→ The task
All the data should be repeated exactly. Any image in it is left out.

(Page and application data records)
------
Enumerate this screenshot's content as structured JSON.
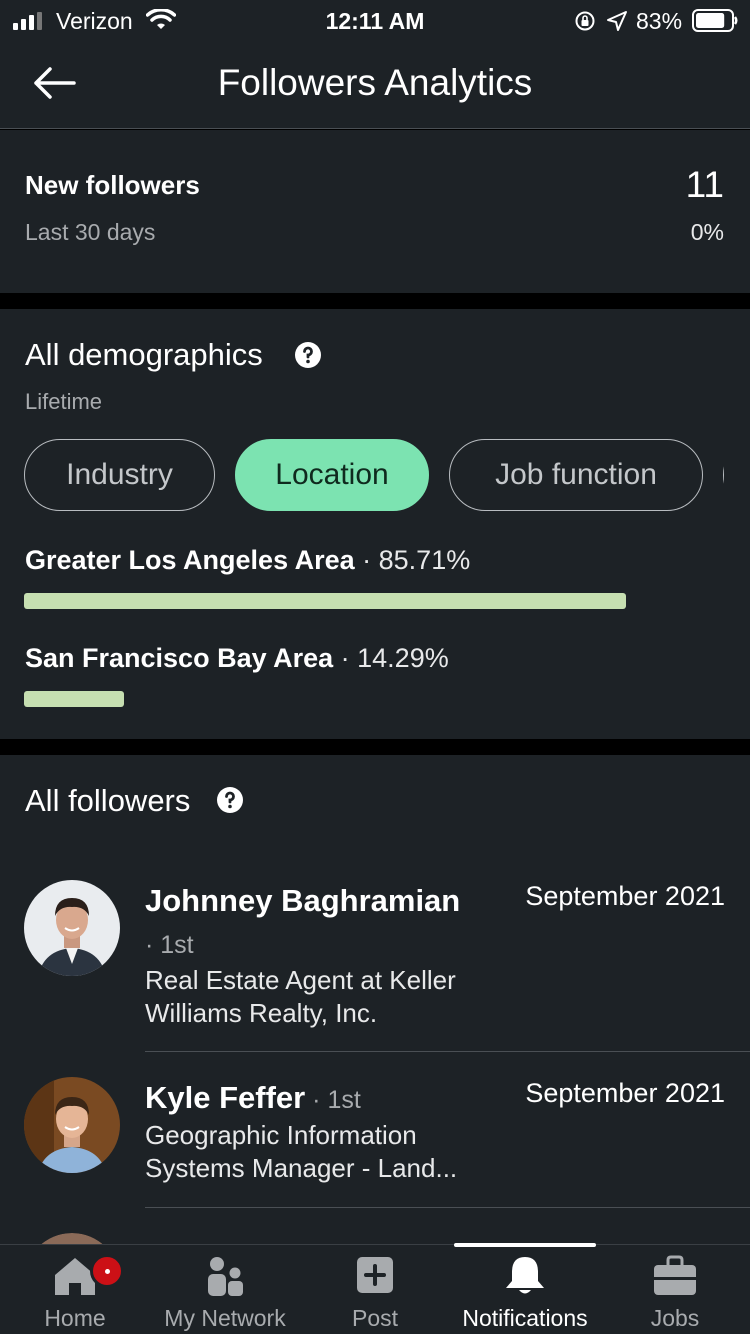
{
  "status_bar": {
    "carrier": "Verizon",
    "time": "12:11 AM",
    "battery_percent": "83%",
    "battery_level": 0.83,
    "icons": [
      "signal-icon",
      "wifi-icon",
      "rotation-lock-icon",
      "location-arrow-icon",
      "battery-icon"
    ]
  },
  "header": {
    "title": "Followers Analytics",
    "back_icon": "back-arrow-icon"
  },
  "new_followers": {
    "title": "New followers",
    "period": "Last 30 days",
    "count": "11",
    "change": "0%"
  },
  "demographics": {
    "title": "All demographics",
    "period": "Lifetime",
    "help_icon": "question-circle-icon",
    "filters": [
      {
        "label": "Industry",
        "active": false
      },
      {
        "label": "Location",
        "active": true
      },
      {
        "label": "Job function",
        "active": false
      }
    ],
    "locations": [
      {
        "name": "Greater Los Angeles Area",
        "separator": " · ",
        "percent": "85.71%",
        "share": 0.8571
      },
      {
        "name": "San Francisco Bay Area",
        "separator": " · ",
        "percent": "14.29%",
        "share": 0.1429
      }
    ]
  },
  "followers": {
    "title": "All followers",
    "help_icon": "question-circle-icon",
    "items": [
      {
        "name": "Johnney Baghramian",
        "degree": "· 1st",
        "description_line1": "Real Estate Agent at Keller",
        "description_line2": "Williams Realty, Inc.",
        "date": "September 2021"
      },
      {
        "name": "Kyle Feffer",
        "degree": " · 1st",
        "description_line1": "Geographic Information",
        "description_line2": "Systems Manager - Land...",
        "date": "September 2021"
      }
    ]
  },
  "tab_bar": {
    "tabs": [
      {
        "label": "Home",
        "icon": "home-icon",
        "active": false,
        "badge": true
      },
      {
        "label": "My Network",
        "icon": "network-icon",
        "active": false
      },
      {
        "label": "Post",
        "icon": "post-plus-icon",
        "active": false
      },
      {
        "label": "Notifications",
        "icon": "bell-icon",
        "active": true
      },
      {
        "label": "Jobs",
        "icon": "briefcase-icon",
        "active": false
      }
    ]
  },
  "colors": {
    "background": "#1d2226",
    "accent_pill": "#7ce3b1",
    "bar": "#c6dfb1",
    "badge": "#cc1016"
  }
}
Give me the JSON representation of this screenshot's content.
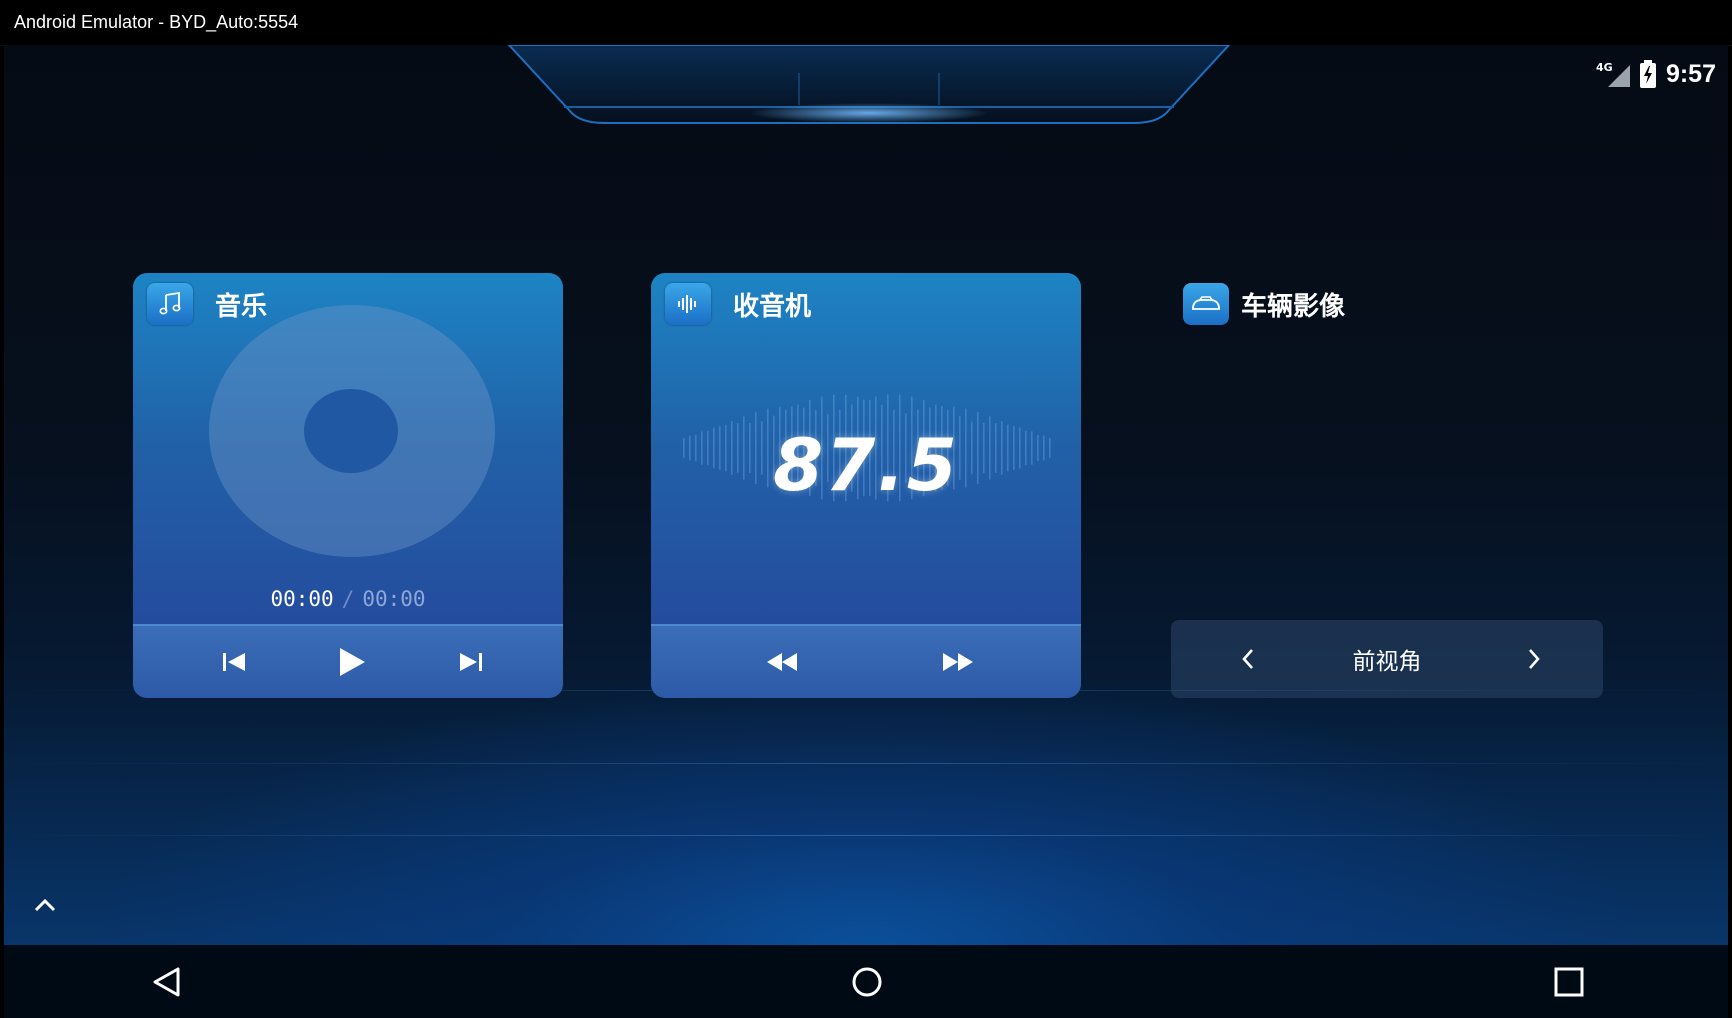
{
  "window": {
    "title": "Android Emulator - BYD_Auto:5554"
  },
  "status_bar": {
    "network": "4G",
    "time": "9:57"
  },
  "music": {
    "title": "音乐",
    "current_time": "00:00",
    "separator": "/",
    "total_time": "00:00"
  },
  "radio": {
    "title": "收音机",
    "frequency": "87.5"
  },
  "vehicle_camera": {
    "title": "车辆影像",
    "view_label": "前视角"
  },
  "colors": {
    "card_top": "#1d84c4",
    "card_bottom": "#26439a",
    "accent": "#2a8fe0"
  },
  "icons": [
    "music-note-icon",
    "radio-wave-icon",
    "car-icon",
    "previous-track-icon",
    "play-icon",
    "next-track-icon",
    "rewind-icon",
    "fast-forward-icon",
    "chevron-left-icon",
    "chevron-right-icon",
    "chevron-up-icon",
    "back-icon",
    "home-icon",
    "recents-icon",
    "signal-icon",
    "battery-icon"
  ]
}
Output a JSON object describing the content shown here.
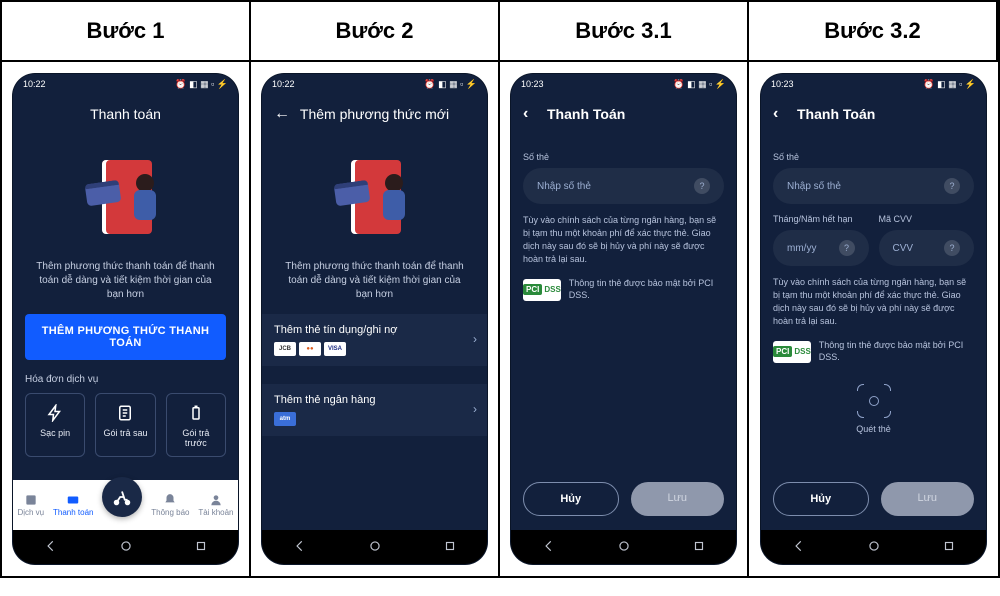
{
  "headers": [
    "Bước 1",
    "Bước 2",
    "Bước 3.1",
    "Bước 3.2"
  ],
  "status_time_a": "10:22",
  "status_time_b": "10:23",
  "step1": {
    "appbar_title": "Thanh toán",
    "caption": "Thêm phương thức thanh toán để thanh toán dễ dàng và tiết kiệm thời gian của bạn hơn",
    "primary_btn": "THÊM PHƯƠNG THỨC THANH TOÁN",
    "section_label": "Hóa đơn dịch vụ",
    "chips": [
      "Sạc pin",
      "Gói trả sau",
      "Gói trả trước"
    ],
    "nav": [
      "Dịch vụ",
      "Thanh toán",
      "",
      "Thông báo",
      "Tài khoản"
    ]
  },
  "step2": {
    "appbar_title": "Thêm phương thức mới",
    "caption": "Thêm phương thức thanh toán để thanh toán dễ dàng và tiết kiệm thời gian của bạn hơn",
    "row1_title": "Thêm thẻ tín dụng/ghi nợ",
    "row2_title": "Thêm thẻ ngân hàng"
  },
  "step3": {
    "appbar_title": "Thanh Toán",
    "card_label": "Số thẻ",
    "card_placeholder": "Nhập số thẻ",
    "expiry_label": "Tháng/Năm hết hạn",
    "expiry_placeholder": "mm/yy",
    "cvv_label": "Mã CVV",
    "cvv_placeholder": "CVV",
    "note": "Tùy vào chính sách của từng ngân hàng, bạn sẽ bị tạm thu một khoản phí để xác thực thẻ. Giao dịch này sau đó sẽ bị hủy và phí này sẽ được hoàn trả lại sau.",
    "pci_text": "Thông tin thẻ được bảo mật bởi PCI DSS.",
    "scan_label": "Quét thẻ",
    "cancel": "Hủy",
    "save": "Lưu"
  }
}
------
→ Response below
Enumerate this screenshot's content as structured JSON.
{
  "status_bar": {
    "carrier": "Verizon",
    "time": "12:11 AM",
    "battery_percent": "83%",
    "battery_level": 0.83,
    "icons": [
      "signal-icon",
      "wifi-icon",
      "rotation-lock-icon",
      "location-arrow-icon",
      "battery-icon"
    ]
  },
  "header": {
    "title": "Followers Analytics",
    "back_icon": "back-arrow-icon"
  },
  "new_followers": {
    "title": "New followers",
    "period": "Last 30 days",
    "count": "11",
    "change": "0%"
  },
  "demographics": {
    "title": "All demographics",
    "period": "Lifetime",
    "help_icon": "question-circle-icon",
    "filters": [
      {
        "label": "Industry",
        "active": false
      },
      {
        "label": "Location",
        "active": true
      },
      {
        "label": "Job function",
        "active": false
      }
    ],
    "locations": [
      {
        "name": "Greater Los Angeles Area",
        "separator": " · ",
        "percent": "85.71%",
        "share": 0.8571
      },
      {
        "name": "San Francisco Bay Area",
        "separator": " · ",
        "percent": "14.29%",
        "share": 0.1429
      }
    ]
  },
  "followers": {
    "title": "All followers",
    "help_icon": "question-circle-icon",
    "items": [
      {
        "name": "Johnney Baghramian",
        "degree": "· 1st",
        "description_line1": "Real Estate Agent at Keller",
        "description_line2": "Williams Realty, Inc.",
        "date": "September 2021"
      },
      {
        "name": "Kyle Feffer",
        "degree": " · 1st",
        "description_line1": "Geographic Information",
        "description_line2": "Systems Manager - Land...",
        "date": "September 2021"
      }
    ]
  },
  "tab_bar": {
    "tabs": [
      {
        "label": "Home",
        "icon": "home-icon",
        "active": false,
        "badge": true
      },
      {
        "label": "My Network",
        "icon": "network-icon",
        "active": false
      },
      {
        "label": "Post",
        "icon": "post-plus-icon",
        "active": false
      },
      {
        "label": "Notifications",
        "icon": "bell-icon",
        "active": true
      },
      {
        "label": "Jobs",
        "icon": "briefcase-icon",
        "active": false
      }
    ]
  },
  "colors": {
    "background": "#1d2226",
    "accent_pill": "#7ce3b1",
    "bar": "#c6dfb1",
    "badge": "#cc1016"
  }
}
Give me the JSON representation of this screenshot's content.
{
  "window": {
    "title": "Android Emulator - BYD_Auto:5554"
  },
  "status_bar": {
    "network": "4G",
    "time": "9:57"
  },
  "music": {
    "title": "音乐",
    "current_time": "00:00",
    "separator": "/",
    "total_time": "00:00"
  },
  "radio": {
    "title": "收音机",
    "frequency": "87.5"
  },
  "vehicle_camera": {
    "title": "车辆影像",
    "view_label": "前视角"
  },
  "colors": {
    "card_top": "#1d84c4",
    "card_bottom": "#26439a",
    "accent": "#2a8fe0"
  },
  "icons": [
    "music-note-icon",
    "radio-wave-icon",
    "car-icon",
    "previous-track-icon",
    "play-icon",
    "next-track-icon",
    "rewind-icon",
    "fast-forward-icon",
    "chevron-left-icon",
    "chevron-right-icon",
    "chevron-up-icon",
    "back-icon",
    "home-icon",
    "recents-icon",
    "signal-icon",
    "battery-icon"
  ]
}
Output a JSON object describing the content shown here.
{
  "headers": [
    "Bước 1",
    "Bước 2",
    "Bước 3.1",
    "Bước 3.2"
  ],
  "status_time_a": "10:22",
  "status_time_b": "10:23",
  "step1": {
    "appbar_title": "Thanh toán",
    "caption": "Thêm phương thức thanh toán để thanh toán dễ dàng và tiết kiệm thời gian của bạn hơn",
    "primary_btn": "THÊM PHƯƠNG THỨC THANH TOÁN",
    "section_label": "Hóa đơn dịch vụ",
    "chips": [
      "Sạc pin",
      "Gói trả sau",
      "Gói trả trước"
    ],
    "nav": [
      "Dịch vụ",
      "Thanh toán",
      "",
      "Thông báo",
      "Tài khoản"
    ]
  },
  "step2": {
    "appbar_title": "Thêm phương thức mới",
    "caption": "Thêm phương thức thanh toán để thanh toán dễ dàng và tiết kiệm thời gian của bạn hơn",
    "row1_title": "Thêm thẻ tín dụng/ghi nợ",
    "row2_title": "Thêm thẻ ngân hàng"
  },
  "step3": {
    "appbar_title": "Thanh Toán",
    "card_label": "Số thẻ",
    "card_placeholder": "Nhập số thẻ",
    "expiry_label": "Tháng/Năm hết hạn",
    "expiry_placeholder": "mm/yy",
    "cvv_label": "Mã CVV",
    "cvv_placeholder": "CVV",
    "note": "Tùy vào chính sách của từng ngân hàng, bạn sẽ bị tạm thu một khoản phí để xác thực thẻ. Giao dịch này sau đó sẽ bị hủy và phí này sẽ được hoàn trả lại sau.",
    "pci_text": "Thông tin thẻ được bảo mật bởi PCI DSS.",
    "scan_label": "Quét thẻ",
    "cancel": "Hủy",
    "save": "Lưu"
  }
}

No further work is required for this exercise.